Wild Horse Island
Trip Leader: Julie Kahl
Participants: Steve Schombel, Dave Robertson, Maria Cassidy, Becky & Gary Jones, David Kahl.
The plan was to have everybody to the Big Arm Boat Rentals (look for the teepees) by 10:30 for our 11:AM -4:PM shuttle (cost $40 per person), for what promised be a perfect hiking day, mostly cloudy, in the high 60’s to low 70’s (21.11c). The sun peeked out occasionally and we only got a few splatters of rain. As we rode out in the shuttle boat I scoped out the three prominent points that form the Islands highlands, the kid driving the boat said the left most, or north point was the highest, and it looked to be. He also said there were still five wild horses on the island. The shuttle takes about 1/2 hr. without a stiff wind.
Dropped off at Seiko Bay on the north side of the island, (this is a MT State Park fee area, no charge for state residents, $4 for non-residents) we hiked up about 1/2 mile/8.8k to a saddle, past the only outhouse in the park. There by the remains of a house and a barn we had lunch, and left there to follow a trail around 12:30. By the time we reached the old buildings we had already seen deer and big horn sheep. The five wild horses were below us by a corral, with some people among them. Not sure if they were fellow hikers or someone from FW&P working with them.

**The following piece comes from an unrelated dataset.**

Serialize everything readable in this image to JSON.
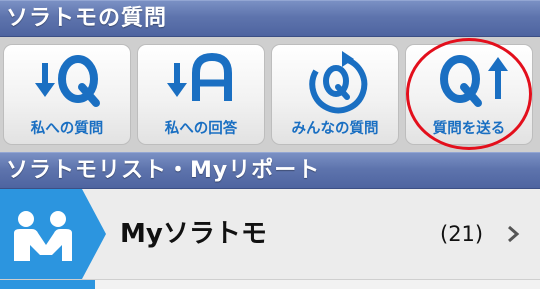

From the saddle we followed the trail up another hill to a trail junction. Here the differences between mine and David’s OnX chips in our GPS’s showed up, mine showed no trails, David’s showed two developed loop trails. One that went down a gully to Eagle Cove on the east shore of the island, that loops back to Seiko Bay on the lake shore, and one that looped a little further south, then went down in to gully on the south below us, rejoining the trails at the old building. What we could see was a user trail going steeply up the flank of the north point a few yards away. We went up it to find ourselves on a nob below the north point, and the trail pretty much disappears. We could see a second user trail on the north point to our right, but we had to drop down into a gully to get to it. It was longer and just as steep as the first trail, but brought us to the top of the north point, amidst a heard of big horn sheep rams. We were at 3660 ft./1115.57m, a nob to out left looked higher, the GPS said 3680 ft./1121.66m Dave R. Maria and I walked over to it giving as wide a berth to the rams as we could. We took summit photos then went back by the others, for a rest and some snacks. But we kept commenting that another point about 1/2 mile/0.8k mile along the ridge looked higher. Steve kept saying he had seen a 3700 ft./1127.67m point on the map on the kiosk by the boat launch. Sometimes when your are up high by several prominences of close to equal hight, the distant one looks higher, until you actually climb it and see that the first one was the higher, so had we had missed our mark by 20 ft./6.1m? There was no discernible trail from here. It was 1:30 when we started back down with 1 1/2 hours to get back to the bay. We split up at that time as most of us wanted to find a better way to get down than go down the steep trail we had come up. We all made it back to the boat landing by quarter to 4. Sure enough there was a 3700 ft./1127.76m point on the map, about 1/2 mile/0.8k over. We discussed if a 20ft/6.1m loss was worth coming back for. For some of us it was, for some not. But everyone thought any excuse to come back to the island was a good one.
A stiff wind had come up and the water had white caps, everyone caught spray at some time, and the trip back took a bit longer. Looking back at the Island’s three points, I saw now what we hadn’t seen on the way in. Wrapped around behind the three points was a shallow ridge. The high point was on that ridge between the north and center points. The locals recommended us going to Pete’s Lake Front Bar and Grill for dinner. It was more bar than grill, unless you sat on the deck, it was cold and raining. It was noisy but the food was passable and we had a nice dinner before returning to Missoula, it rained all the way back.
Later I sat down with both GPS’s to scope things out. From our high point we would have had to drop down around 100 ft/30.48m to get on the wraparound ridge, in the 3560 ft/1085.09 range. Knowing to just climb the north point to the 3500 ft/1066.8m level and go around it to the ridge would have been helpful. There may have been user trails up some intervening points to come up on the ridge closer but we couldn’t see any, and all of the gullies were topped by rock out croppings and cliffs. Maybe this was the best way. Anyway, we would probably have needed another hour’s worth of on-island time. My GPS showed the high point to be 3720ft/1133.86m, David’s GPS said 3740ft/1139.95m, so now we don’t even know how much we missed the high point by. Next time.
My GPS said we did about 4 miles/6.44k, with a lake shore elevation of 2900ft/883.92m we did 780ft/237.74m of elevation gain, not including our side trip.